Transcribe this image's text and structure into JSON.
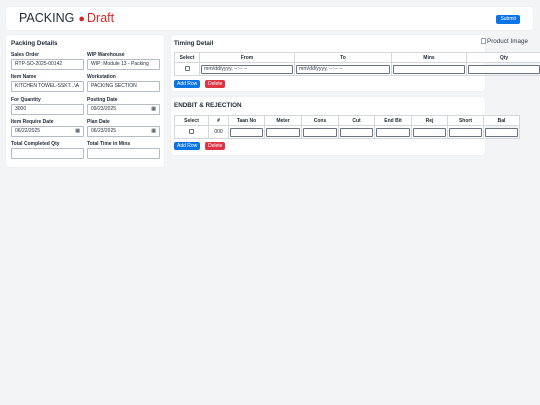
{
  "header": {
    "title": "PACKING",
    "status": "Draft",
    "submit_label": "Submit"
  },
  "packing_details": {
    "title": "Packing Details",
    "fields": [
      {
        "label": "Sales Order",
        "value": "RTP-SO-2025-00142"
      },
      {
        "label": "WIP Warehouse",
        "value": "WIP: Module 13 - Packing"
      },
      {
        "label": "Item Name",
        "value": "KITCHEN TOWEL-SSKT...\\A"
      },
      {
        "label": "Workstation",
        "value": "PACKING SECTION"
      },
      {
        "label": "For Quantity",
        "value": "3000"
      },
      {
        "label": "Posting Date",
        "value": "09/23/2025"
      },
      {
        "label": "Item Require Date",
        "value": "06/22/2025"
      },
      {
        "label": "Plan Date",
        "value": "06/23/2025"
      },
      {
        "label": "Total Completed Qty",
        "value": ""
      },
      {
        "label": "Total Time in Mins",
        "value": ""
      }
    ]
  },
  "timing_detail": {
    "title": "Timing Detail",
    "columns": [
      "Select",
      "From",
      "To",
      "Mins",
      "Qty"
    ],
    "row": {
      "from": "mm/dd/yyyy, --:-- --",
      "to": "mm/dd/yyyy, --:-- --",
      "mins": "",
      "qty": ""
    },
    "add_row_label": "Add Row",
    "delete_label": "Delete"
  },
  "endbit": {
    "title": "ENDBIT & REJECTION",
    "columns": [
      "Select",
      "#",
      "Taan No",
      "Meter",
      "Cons",
      "Cut",
      "End Bit",
      "Rej",
      "Short",
      "Bal"
    ],
    "row": {
      "num": "000"
    },
    "add_row_label": "Add Row",
    "delete_label": "Delete"
  },
  "product_image": {
    "alt": "Product Image",
    "icon": "broken-image-icon"
  },
  "colors": {
    "accent": "#0b74e5",
    "danger": "#dc3545",
    "status": "#dc2626",
    "background": "#f3f4f6"
  }
}
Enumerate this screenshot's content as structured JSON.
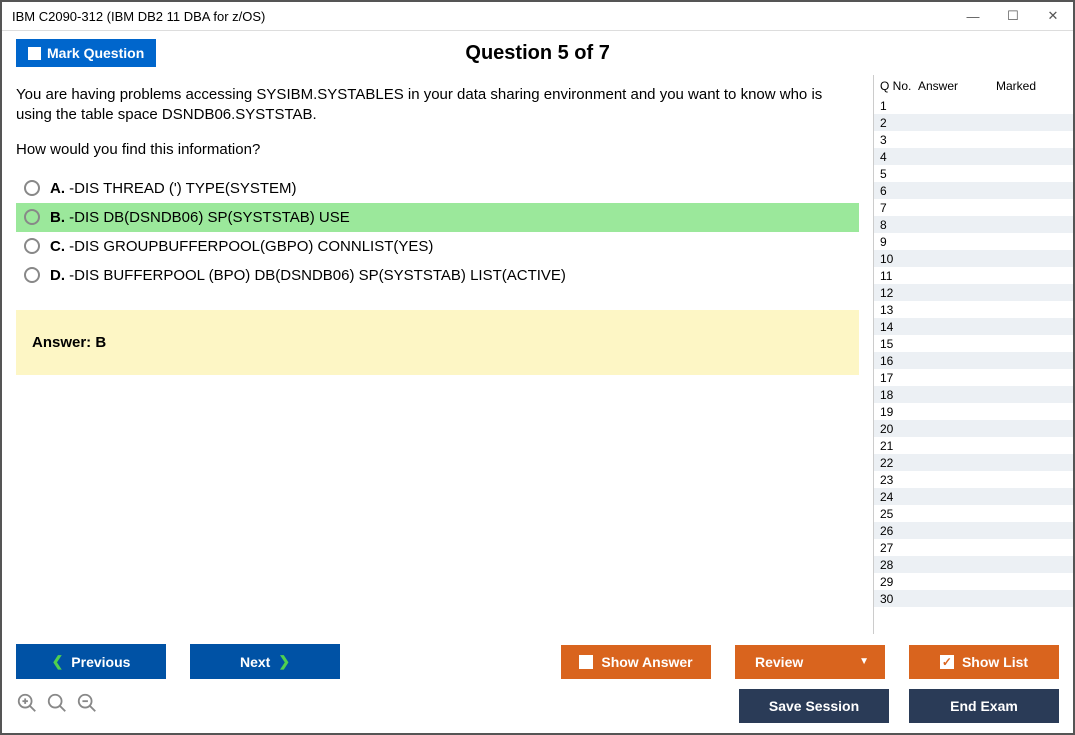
{
  "window": {
    "title": "IBM C2090-312 (IBM DB2 11 DBA for z/OS)"
  },
  "header": {
    "mark_label": "Mark Question",
    "counter": "Question 5 of 7"
  },
  "question": {
    "text_line1": "You are having problems accessing SYSIBM.SYSTABLES in your data sharing environment and you want to know who is using the table space DSNDB06.SYSTSTAB.",
    "text_line2": "How would you find this information?",
    "options": [
      {
        "letter": "A.",
        "text": "-DIS THREAD (') TYPE(SYSTEM)",
        "correct": false
      },
      {
        "letter": "B.",
        "text": "-DIS DB(DSNDB06) SP(SYSTSTAB) USE",
        "correct": true
      },
      {
        "letter": "C.",
        "text": "-DIS GROUPBUFFERPOOL(GBPO) CONNLIST(YES)",
        "correct": false
      },
      {
        "letter": "D.",
        "text": "-DIS BUFFERPOOL (BPO) DB(DSNDB06) SP(SYSTSTAB) LIST(ACTIVE)",
        "correct": false
      }
    ],
    "answer_label": "Answer: B"
  },
  "sidebar": {
    "col1": "Q No.",
    "col2": "Answer",
    "col3": "Marked",
    "row_count": 30
  },
  "footer": {
    "previous": "Previous",
    "next": "Next",
    "show_answer": "Show Answer",
    "review": "Review",
    "show_list": "Show List",
    "save_session": "Save Session",
    "end_exam": "End Exam"
  }
}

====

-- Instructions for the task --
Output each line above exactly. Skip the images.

-- Task answer --
Transcribe this image's text and structure into JSON.
{
  "header": {
    "title": "PACKING",
    "status": "Draft",
    "submit_label": "Submit"
  },
  "packing_details": {
    "title": "Packing Details",
    "fields": [
      {
        "label": "Sales Order",
        "value": "RTP-SO-2025-00142"
      },
      {
        "label": "WIP Warehouse",
        "value": "WIP: Module 13 - Packing"
      },
      {
        "label": "Item Name",
        "value": "KITCHEN TOWEL-SSKT...\\A"
      },
      {
        "label": "Workstation",
        "value": "PACKING SECTION"
      },
      {
        "label": "For Quantity",
        "value": "3000"
      },
      {
        "label": "Posting Date",
        "value": "09/23/2025"
      },
      {
        "label": "Item Require Date",
        "value": "06/22/2025"
      },
      {
        "label": "Plan Date",
        "value": "06/23/2025"
      },
      {
        "label": "Total Completed Qty",
        "value": ""
      },
      {
        "label": "Total Time in Mins",
        "value": ""
      }
    ]
  },
  "timing_detail": {
    "title": "Timing Detail",
    "columns": [
      "Select",
      "From",
      "To",
      "Mins",
      "Qty"
    ],
    "row": {
      "from": "mm/dd/yyyy, --:-- --",
      "to": "mm/dd/yyyy, --:-- --",
      "mins": "",
      "qty": ""
    },
    "add_row_label": "Add Row",
    "delete_label": "Delete"
  },
  "endbit": {
    "title": "ENDBIT & REJECTION",
    "columns": [
      "Select",
      "#",
      "Taan No",
      "Meter",
      "Cons",
      "Cut",
      "End Bit",
      "Rej",
      "Short",
      "Bal"
    ],
    "row": {
      "num": "000"
    },
    "add_row_label": "Add Row",
    "delete_label": "Delete"
  },
  "product_image": {
    "alt": "Product Image",
    "icon": "broken-image-icon"
  },
  "colors": {
    "accent": "#0b74e5",
    "danger": "#dc3545",
    "status": "#dc2626",
    "background": "#f3f4f6"
  }
}
Enumerate this screenshot's content as structured JSON.
{
  "window": {
    "title": "IBM C2090-312 (IBM DB2 11 DBA for z/OS)"
  },
  "header": {
    "mark_label": "Mark Question",
    "counter": "Question 5 of 7"
  },
  "question": {
    "text_line1": "You are having problems accessing SYSIBM.SYSTABLES in your data sharing environment and you want to know who is using the table space DSNDB06.SYSTSTAB.",
    "text_line2": "How would you find this information?",
    "options": [
      {
        "letter": "A.",
        "text": "-DIS THREAD (') TYPE(SYSTEM)",
        "correct": false
      },
      {
        "letter": "B.",
        "text": "-DIS DB(DSNDB06) SP(SYSTSTAB) USE",
        "correct": true
      },
      {
        "letter": "C.",
        "text": "-DIS GROUPBUFFERPOOL(GBPO) CONNLIST(YES)",
        "correct": false
      },
      {
        "letter": "D.",
        "text": "-DIS BUFFERPOOL (BPO) DB(DSNDB06) SP(SYSTSTAB) LIST(ACTIVE)",
        "correct": false
      }
    ],
    "answer_label": "Answer: B"
  },
  "sidebar": {
    "col1": "Q No.",
    "col2": "Answer",
    "col3": "Marked",
    "row_count": 30
  },
  "footer": {
    "previous": "Previous",
    "next": "Next",
    "show_answer": "Show Answer",
    "review": "Review",
    "show_list": "Show List",
    "save_session": "Save Session",
    "end_exam": "End Exam"
  }
}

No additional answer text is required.